> _LISTED RECORDS_:
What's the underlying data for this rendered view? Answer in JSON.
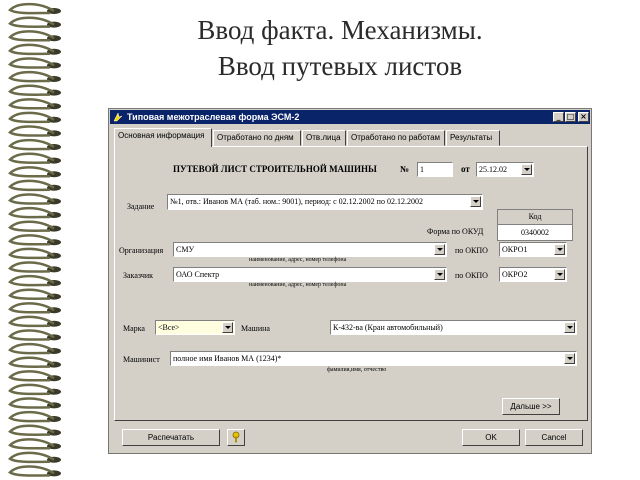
{
  "slide": {
    "title_line1": "Ввод факта. Механизмы.",
    "title_line2": "Ввод путевых листов"
  },
  "window": {
    "title": "Типовая межотраслевая форма ЭСМ-2",
    "controls": {
      "minimize": "_",
      "maximize": "□",
      "close": "×"
    }
  },
  "tabs": [
    {
      "label": "Основная информация",
      "active": true
    },
    {
      "label": "Отработано по дням"
    },
    {
      "label": "Отв.лица"
    },
    {
      "label": "Отработано по работам"
    },
    {
      "label": "Результаты"
    }
  ],
  "form": {
    "header": "ПУТЕВОЙ ЛИСТ СТРОИТЕЛЬНОЙ МАШИНЫ",
    "number_label": "№",
    "number_value": "1",
    "date_label": "от",
    "date_value": "25.12.02",
    "task_label": "Задание",
    "task_value": "№1, отв.: Иванов МА (таб. ном.: 9001), период: с 02.12.2002 по 02.12.2002",
    "kod_header": "Код",
    "okud_label": "Форма по ОКУД",
    "okud_value": "0340002",
    "org_label": "Организация",
    "org_value": "СМУ",
    "org_hint": "наименование, адрес, номер телефона",
    "org_okpo_label": "по ОКПО",
    "org_okpo_value": "ОКРО1",
    "customer_label": "Заказчик",
    "customer_value": "ОАО Спектр",
    "customer_hint": "наименование, адрес, номер телефона",
    "customer_okpo_label": "по ОКПО",
    "customer_okpo_value": "ОКРО2",
    "brand_label": "Марка",
    "brand_value": "<Все>",
    "machine_label": "Машина",
    "machine_value": "К-432-ва (Кран автомобильный)",
    "operator_label": "Машинист",
    "operator_value": "полное имя Иванов МА (1234)*",
    "operator_hint": "фамилия,имя, отчество",
    "next_button": "Дальше >>"
  },
  "footer": {
    "print_button": "Распечатать",
    "ok_button": "OK",
    "cancel_button": "Cancel"
  },
  "colors": {
    "titlebar": "#0a246a",
    "window_bg": "#d4d0c8",
    "field_highlight": "#ffffe0",
    "spiral_ring": "#6b6b4a"
  },
  "icons": {
    "window_icon": "arrow-app-icon",
    "help_icon": "key-help-icon",
    "binding": "spiral-binding-icon"
  }
}
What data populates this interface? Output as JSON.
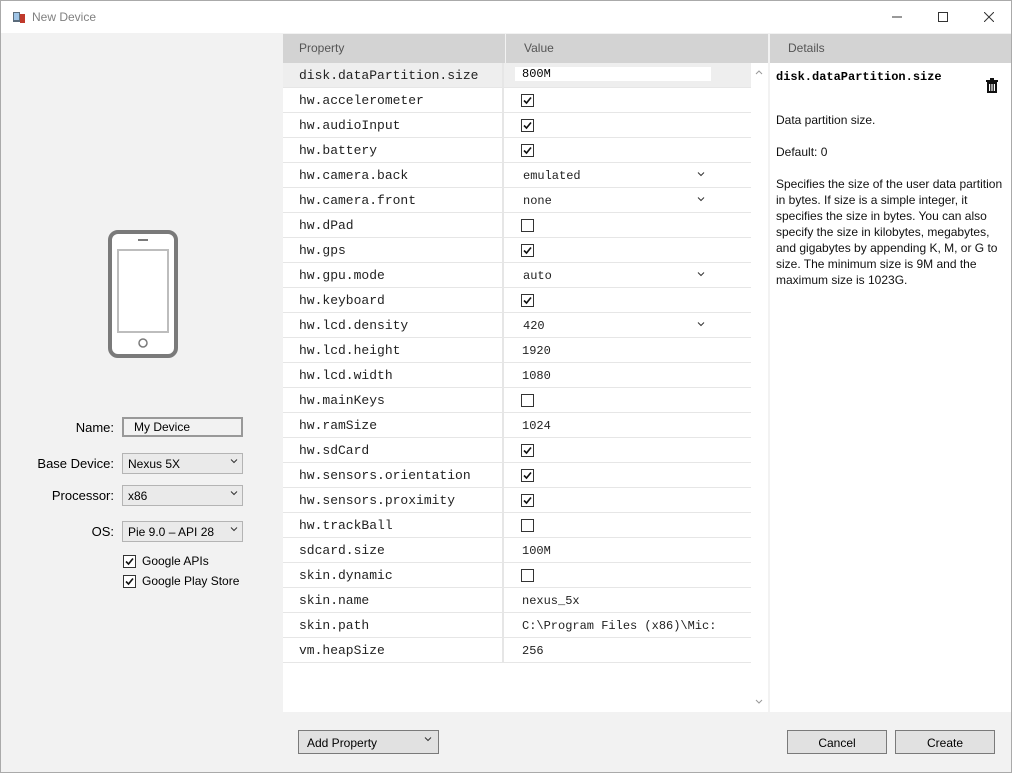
{
  "window": {
    "title": "New Device",
    "icons": [
      "app-icon",
      "minimize-icon",
      "maximize-icon",
      "close-icon"
    ]
  },
  "form": {
    "name_label": "Name:",
    "name_value": "My Device",
    "base_device_label": "Base Device:",
    "base_device_value": "Nexus 5X",
    "processor_label": "Processor:",
    "processor_value": "x86",
    "os_label": "OS:",
    "os_value": "Pie 9.0 – API 28",
    "google_apis_label": "Google APIs",
    "google_apis_checked": true,
    "google_play_label": "Google Play Store",
    "google_play_checked": true
  },
  "grid": {
    "header_property": "Property",
    "header_value": "Value",
    "rows": [
      {
        "name": "disk.dataPartition.size",
        "type": "text",
        "value": "800M",
        "selected": true
      },
      {
        "name": "hw.accelerometer",
        "type": "check",
        "checked": true
      },
      {
        "name": "hw.audioInput",
        "type": "check",
        "checked": true
      },
      {
        "name": "hw.battery",
        "type": "check",
        "checked": true
      },
      {
        "name": "hw.camera.back",
        "type": "combo",
        "value": "emulated"
      },
      {
        "name": "hw.camera.front",
        "type": "combo",
        "value": "none"
      },
      {
        "name": "hw.dPad",
        "type": "check",
        "checked": false
      },
      {
        "name": "hw.gps",
        "type": "check",
        "checked": true
      },
      {
        "name": "hw.gpu.mode",
        "type": "combo",
        "value": "auto"
      },
      {
        "name": "hw.keyboard",
        "type": "check",
        "checked": true
      },
      {
        "name": "hw.lcd.density",
        "type": "combo",
        "value": "420"
      },
      {
        "name": "hw.lcd.height",
        "type": "text",
        "value": "1920"
      },
      {
        "name": "hw.lcd.width",
        "type": "text",
        "value": "1080"
      },
      {
        "name": "hw.mainKeys",
        "type": "check",
        "checked": false
      },
      {
        "name": "hw.ramSize",
        "type": "text",
        "value": "1024"
      },
      {
        "name": "hw.sdCard",
        "type": "check",
        "checked": true
      },
      {
        "name": "hw.sensors.orientation",
        "type": "check",
        "checked": true
      },
      {
        "name": "hw.sensors.proximity",
        "type": "check",
        "checked": true
      },
      {
        "name": "hw.trackBall",
        "type": "check",
        "checked": false
      },
      {
        "name": "sdcard.size",
        "type": "text",
        "value": "100M"
      },
      {
        "name": "skin.dynamic",
        "type": "check",
        "checked": false
      },
      {
        "name": "skin.name",
        "type": "text",
        "value": "nexus_5x"
      },
      {
        "name": "skin.path",
        "type": "text",
        "value": "C:\\Program Files (x86)\\Mic:"
      },
      {
        "name": "vm.heapSize",
        "type": "text",
        "value": "256"
      }
    ]
  },
  "details": {
    "header": "Details",
    "property_name": "disk.dataPartition.size",
    "summary": "Data partition size.",
    "default": "Default: 0",
    "description": "Specifies the size of the user data partition in bytes. If size is a simple integer, it specifies the size in bytes. You can also specify the size in kilobytes, megabytes, and gigabytes by appending K, M, or G to size. The minimum size is 9M and the maximum size is 1023G."
  },
  "buttons": {
    "add_property": "Add Property",
    "cancel": "Cancel",
    "create": "Create"
  }
}
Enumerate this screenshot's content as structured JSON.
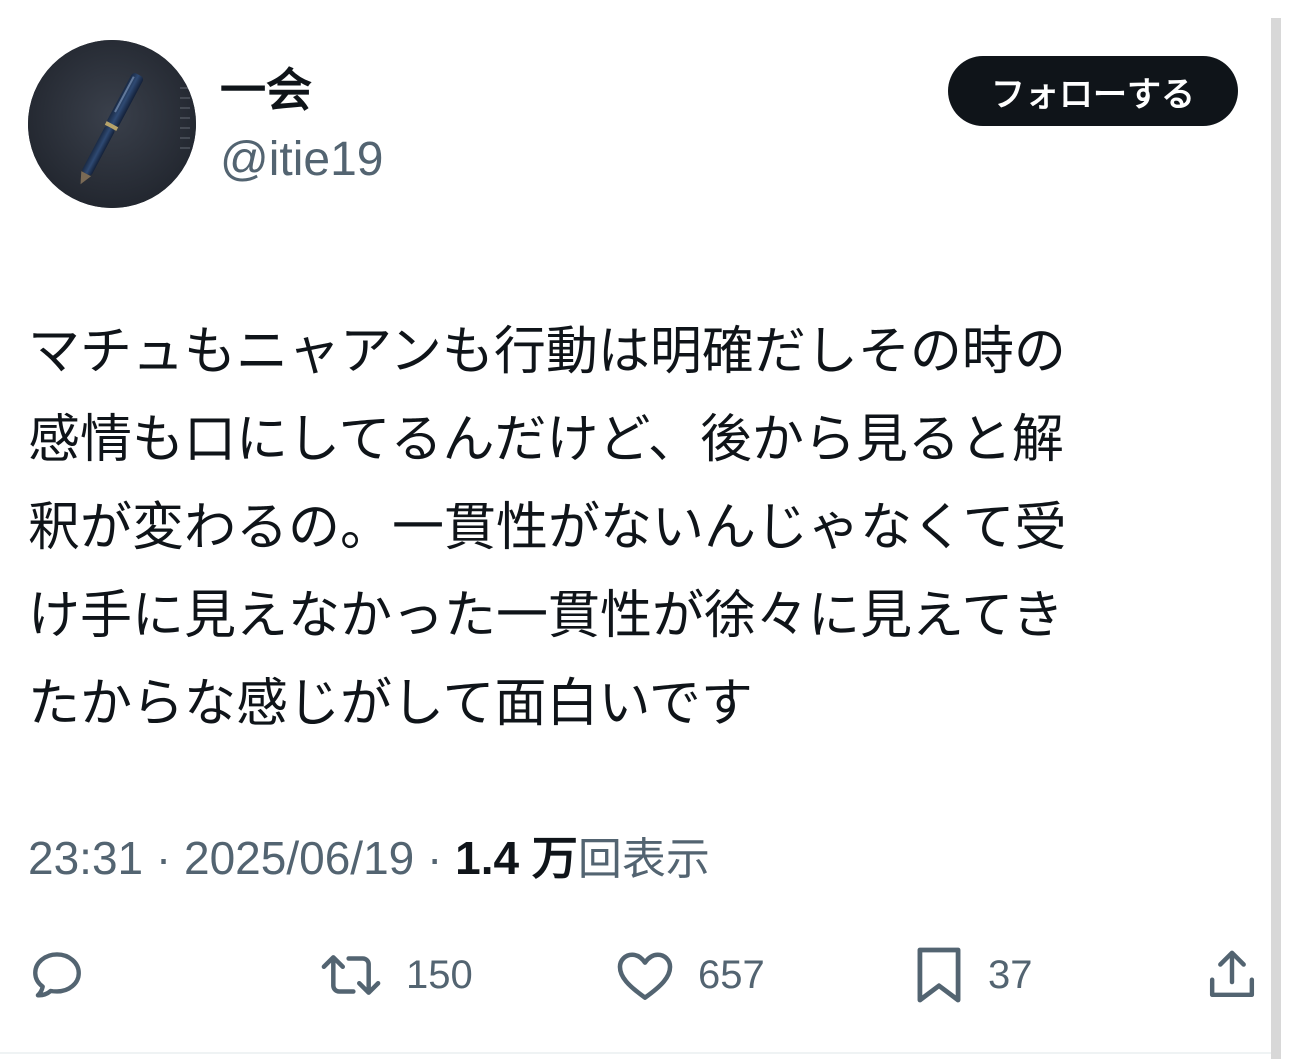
{
  "user": {
    "display_name": "一会",
    "handle": "@itie19"
  },
  "follow_button": {
    "label": "フォローする"
  },
  "tweet": {
    "text": "マチュもニャアンも行動は明確だしその時の\n感情も口にしてるんだけど、後から見ると解\n釈が変わるの。一貫性がないんじゃなくて受\nけ手に見えなかった一貫性が徐々に見えてき\nたからな感じがして面白いです"
  },
  "meta": {
    "time": "23:31",
    "separator": " · ",
    "date": "2025/06/19",
    "views_count": "1.4 万",
    "views_label": "回表示"
  },
  "actions": {
    "reply": {
      "icon": "reply-icon"
    },
    "retweet": {
      "icon": "retweet-icon",
      "count": "150"
    },
    "like": {
      "icon": "heart-icon",
      "count": "657"
    },
    "bookmark": {
      "icon": "bookmark-icon",
      "count": "37"
    },
    "share": {
      "icon": "share-icon"
    }
  },
  "colors": {
    "text_primary": "#0f1419",
    "text_secondary": "#536471",
    "button_bg": "#0f1419",
    "button_text": "#ffffff"
  }
}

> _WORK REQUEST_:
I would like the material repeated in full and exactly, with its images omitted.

> _RESPONSE TO THE TASK_:
What's the underlying data for this rendered view? Answer in JSON.
{
  "slide": {
    "title_line1": "Ввод факта. Механизмы.",
    "title_line2": "Ввод путевых листов"
  },
  "window": {
    "title": "Типовая межотраслевая форма ЭСМ-2",
    "controls": {
      "minimize": "_",
      "maximize": "□",
      "close": "×"
    }
  },
  "tabs": [
    {
      "label": "Основная информация",
      "active": true
    },
    {
      "label": "Отработано по дням"
    },
    {
      "label": "Отв.лица"
    },
    {
      "label": "Отработано по работам"
    },
    {
      "label": "Результаты"
    }
  ],
  "form": {
    "header": "ПУТЕВОЙ ЛИСТ СТРОИТЕЛЬНОЙ МАШИНЫ",
    "number_label": "№",
    "number_value": "1",
    "date_label": "от",
    "date_value": "25.12.02",
    "task_label": "Задание",
    "task_value": "№1, отв.: Иванов МА (таб. ном.: 9001), период: с 02.12.2002 по 02.12.2002",
    "kod_header": "Код",
    "okud_label": "Форма по ОКУД",
    "okud_value": "0340002",
    "org_label": "Организация",
    "org_value": "СМУ",
    "org_hint": "наименование, адрес, номер телефона",
    "org_okpo_label": "по ОКПО",
    "org_okpo_value": "ОКРО1",
    "customer_label": "Заказчик",
    "customer_value": "ОАО Спектр",
    "customer_hint": "наименование, адрес, номер телефона",
    "customer_okpo_label": "по ОКПО",
    "customer_okpo_value": "ОКРО2",
    "brand_label": "Марка",
    "brand_value": "<Все>",
    "machine_label": "Машина",
    "machine_value": "К-432-ва (Кран автомобильный)",
    "operator_label": "Машинист",
    "operator_value": "полное имя Иванов МА (1234)*",
    "operator_hint": "фамилия,имя, отчество",
    "next_button": "Дальше >>"
  },
  "footer": {
    "print_button": "Распечатать",
    "ok_button": "OK",
    "cancel_button": "Cancel"
  },
  "colors": {
    "titlebar": "#0a246a",
    "window_bg": "#d4d0c8",
    "field_highlight": "#ffffe0",
    "spiral_ring": "#6b6b4a"
  },
  "icons": {
    "window_icon": "arrow-app-icon",
    "help_icon": "key-help-icon",
    "binding": "spiral-binding-icon"
  }
}
What data populates this interface? Output as JSON.
{
  "window": {
    "title": "New Device",
    "icons": [
      "app-icon",
      "minimize-icon",
      "maximize-icon",
      "close-icon"
    ]
  },
  "form": {
    "name_label": "Name:",
    "name_value": "My Device",
    "base_device_label": "Base Device:",
    "base_device_value": "Nexus 5X",
    "processor_label": "Processor:",
    "processor_value": "x86",
    "os_label": "OS:",
    "os_value": "Pie 9.0 – API 28",
    "google_apis_label": "Google APIs",
    "google_apis_checked": true,
    "google_play_label": "Google Play Store",
    "google_play_checked": true
  },
  "grid": {
    "header_property": "Property",
    "header_value": "Value",
    "rows": [
      {
        "name": "disk.dataPartition.size",
        "type": "text",
        "value": "800M",
        "selected": true
      },
      {
        "name": "hw.accelerometer",
        "type": "check",
        "checked": true
      },
      {
        "name": "hw.audioInput",
        "type": "check",
        "checked": true
      },
      {
        "name": "hw.battery",
        "type": "check",
        "checked": true
      },
      {
        "name": "hw.camera.back",
        "type": "combo",
        "value": "emulated"
      },
      {
        "name": "hw.camera.front",
        "type": "combo",
        "value": "none"
      },
      {
        "name": "hw.dPad",
        "type": "check",
        "checked": false
      },
      {
        "name": "hw.gps",
        "type": "check",
        "checked": true
      },
      {
        "name": "hw.gpu.mode",
        "type": "combo",
        "value": "auto"
      },
      {
        "name": "hw.keyboard",
        "type": "check",
        "checked": true
      },
      {
        "name": "hw.lcd.density",
        "type": "combo",
        "value": "420"
      },
      {
        "name": "hw.lcd.height",
        "type": "text",
        "value": "1920"
      },
      {
        "name": "hw.lcd.width",
        "type": "text",
        "value": "1080"
      },
      {
        "name": "hw.mainKeys",
        "type": "check",
        "checked": false
      },
      {
        "name": "hw.ramSize",
        "type": "text",
        "value": "1024"
      },
      {
        "name": "hw.sdCard",
        "type": "check",
        "checked": true
      },
      {
        "name": "hw.sensors.orientation",
        "type": "check",
        "checked": true
      },
      {
        "name": "hw.sensors.proximity",
        "type": "check",
        "checked": true
      },
      {
        "name": "hw.trackBall",
        "type": "check",
        "checked": false
      },
      {
        "name": "sdcard.size",
        "type": "text",
        "value": "100M"
      },
      {
        "name": "skin.dynamic",
        "type": "check",
        "checked": false
      },
      {
        "name": "skin.name",
        "type": "text",
        "value": "nexus_5x"
      },
      {
        "name": "skin.path",
        "type": "text",
        "value": "C:\\Program Files (x86)\\Mic:"
      },
      {
        "name": "vm.heapSize",
        "type": "text",
        "value": "256"
      }
    ]
  },
  "details": {
    "header": "Details",
    "property_name": "disk.dataPartition.size",
    "summary": "Data partition size.",
    "default": "Default: 0",
    "description": "Specifies the size of the user data partition in bytes. If size is a simple integer, it specifies the size in bytes. You can also specify the size in kilobytes, megabytes, and gigabytes by appending K, M, or G to size. The minimum size is 9M and the maximum size is 1023G."
  },
  "buttons": {
    "add_property": "Add Property",
    "cancel": "Cancel",
    "create": "Create"
  }
}
Enumerate this screenshot's content as structured JSON.
{
  "user": {
    "display_name": "一会",
    "handle": "@itie19"
  },
  "follow_button": {
    "label": "フォローする"
  },
  "tweet": {
    "text": "マチュもニャアンも行動は明確だしその時の\n感情も口にしてるんだけど、後から見ると解\n釈が変わるの。一貫性がないんじゃなくて受\nけ手に見えなかった一貫性が徐々に見えてき\nたからな感じがして面白いです"
  },
  "meta": {
    "time": "23:31",
    "separator": " · ",
    "date": "2025/06/19",
    "views_count": "1.4 万",
    "views_label": "回表示"
  },
  "actions": {
    "reply": {
      "icon": "reply-icon"
    },
    "retweet": {
      "icon": "retweet-icon",
      "count": "150"
    },
    "like": {
      "icon": "heart-icon",
      "count": "657"
    },
    "bookmark": {
      "icon": "bookmark-icon",
      "count": "37"
    },
    "share": {
      "icon": "share-icon"
    }
  },
  "colors": {
    "text_primary": "#0f1419",
    "text_secondary": "#536471",
    "button_bg": "#0f1419",
    "button_text": "#ffffff"
  }
}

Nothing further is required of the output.